Understanding a Flushed Face and High Blood Pressure

Understanding a Flushed Face and High Blood Pressure

If your face is frequently flushed, you may be worried that you are suffering from high blood pressure. According to conventional wisdom, a flushed face is one of the symptoms of the disease. However, there is a reason why high blood pressure is referred to in the medical community as "the silent killer." That's because obvious symptoms, such as flushed skin, do not occur with this disease.

What Are the Symptoms of High Blood Pressure?

So if a flushed face is not an indication of high blood pressure, is there anything that can alert you to the disease? The only clear-cut way to know is to have your blood pressure checked on a regular basis. If you have a family history of hypertension, you should check your blood pressure regularly, even if you just use one of those self-serve machines in your local grocery store or pharmacy.

If you have severe hypertension, you may experience the following:

  • Severe headache
  • Confusion and dizziness
  • Difficulty seeing
  • Trouble with breathing
  • Chest pain
  • Blood in your urine
  • Pounding sensation in your neck, ears, or chest

If you are experiencing any of those symptoms, you need to go the emergency room immediately.

What Causes a Flushed Face?

So if flushed skin is not an indication of high blood pressure, what does it mean? Any activity that causes the blood vessels in the face to dilate will cause a reddening of the skin. These factors include:

  • Spicy foods
  • Vigorous physical exercise
  • Alcohol or hot drinks
  • Sunburn or wind exposure
  • Pregnancy
  • Menopause
  • Reaction to some skincare products.

If you are worried that your flushed skin is an indication of something serious, consult with your physician. There are some rare illnesses that can cause flushing, and your doctor can rule out any potentially dangerous possibilities.

  • Mrs Page

    ■Confusion and dizziness
    ■Difficulty seeing
    ■Trouble with breathing
    ■Chest pain
    ■Pounding sensation in your neck, ears, or chest
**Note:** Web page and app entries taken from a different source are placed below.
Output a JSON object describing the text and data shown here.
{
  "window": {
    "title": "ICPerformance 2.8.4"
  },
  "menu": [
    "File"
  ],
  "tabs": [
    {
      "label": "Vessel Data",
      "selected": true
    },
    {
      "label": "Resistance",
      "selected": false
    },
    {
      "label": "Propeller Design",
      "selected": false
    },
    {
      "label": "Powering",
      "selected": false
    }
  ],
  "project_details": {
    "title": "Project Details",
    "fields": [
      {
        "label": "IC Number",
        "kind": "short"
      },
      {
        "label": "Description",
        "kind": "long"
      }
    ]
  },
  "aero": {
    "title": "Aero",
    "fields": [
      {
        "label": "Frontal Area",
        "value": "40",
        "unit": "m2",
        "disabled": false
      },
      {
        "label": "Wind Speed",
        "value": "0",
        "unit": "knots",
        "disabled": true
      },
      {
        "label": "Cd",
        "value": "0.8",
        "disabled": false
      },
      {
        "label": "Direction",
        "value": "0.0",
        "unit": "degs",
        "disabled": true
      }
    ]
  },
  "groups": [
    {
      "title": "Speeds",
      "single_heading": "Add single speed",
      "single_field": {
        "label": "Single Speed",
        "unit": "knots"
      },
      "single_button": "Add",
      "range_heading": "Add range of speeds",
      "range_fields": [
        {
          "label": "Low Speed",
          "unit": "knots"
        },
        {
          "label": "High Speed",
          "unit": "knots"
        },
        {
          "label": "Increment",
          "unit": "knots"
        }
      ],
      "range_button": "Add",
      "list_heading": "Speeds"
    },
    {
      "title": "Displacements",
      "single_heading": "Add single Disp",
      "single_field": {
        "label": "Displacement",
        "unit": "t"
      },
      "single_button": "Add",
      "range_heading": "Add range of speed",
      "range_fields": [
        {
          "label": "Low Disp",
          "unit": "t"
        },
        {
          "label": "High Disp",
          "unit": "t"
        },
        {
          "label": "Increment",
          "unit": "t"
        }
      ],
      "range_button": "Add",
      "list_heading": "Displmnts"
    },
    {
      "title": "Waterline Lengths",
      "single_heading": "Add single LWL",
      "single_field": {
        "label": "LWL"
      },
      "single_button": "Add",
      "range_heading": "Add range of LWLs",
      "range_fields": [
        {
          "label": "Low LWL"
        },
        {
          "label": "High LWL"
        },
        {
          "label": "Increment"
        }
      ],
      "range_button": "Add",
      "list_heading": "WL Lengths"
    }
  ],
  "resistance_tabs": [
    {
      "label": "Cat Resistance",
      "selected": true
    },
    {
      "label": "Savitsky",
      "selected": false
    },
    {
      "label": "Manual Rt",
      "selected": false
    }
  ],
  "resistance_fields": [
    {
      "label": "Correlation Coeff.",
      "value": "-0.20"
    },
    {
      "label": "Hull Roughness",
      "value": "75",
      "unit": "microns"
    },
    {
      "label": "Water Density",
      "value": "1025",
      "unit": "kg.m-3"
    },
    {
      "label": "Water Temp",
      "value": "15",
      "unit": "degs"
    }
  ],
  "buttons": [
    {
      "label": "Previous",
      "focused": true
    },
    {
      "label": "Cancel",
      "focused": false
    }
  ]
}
    These symptoms commonly present in people under stress or experiencing anxiety – so maybe see your GP before freaking out and rushing off the A&E…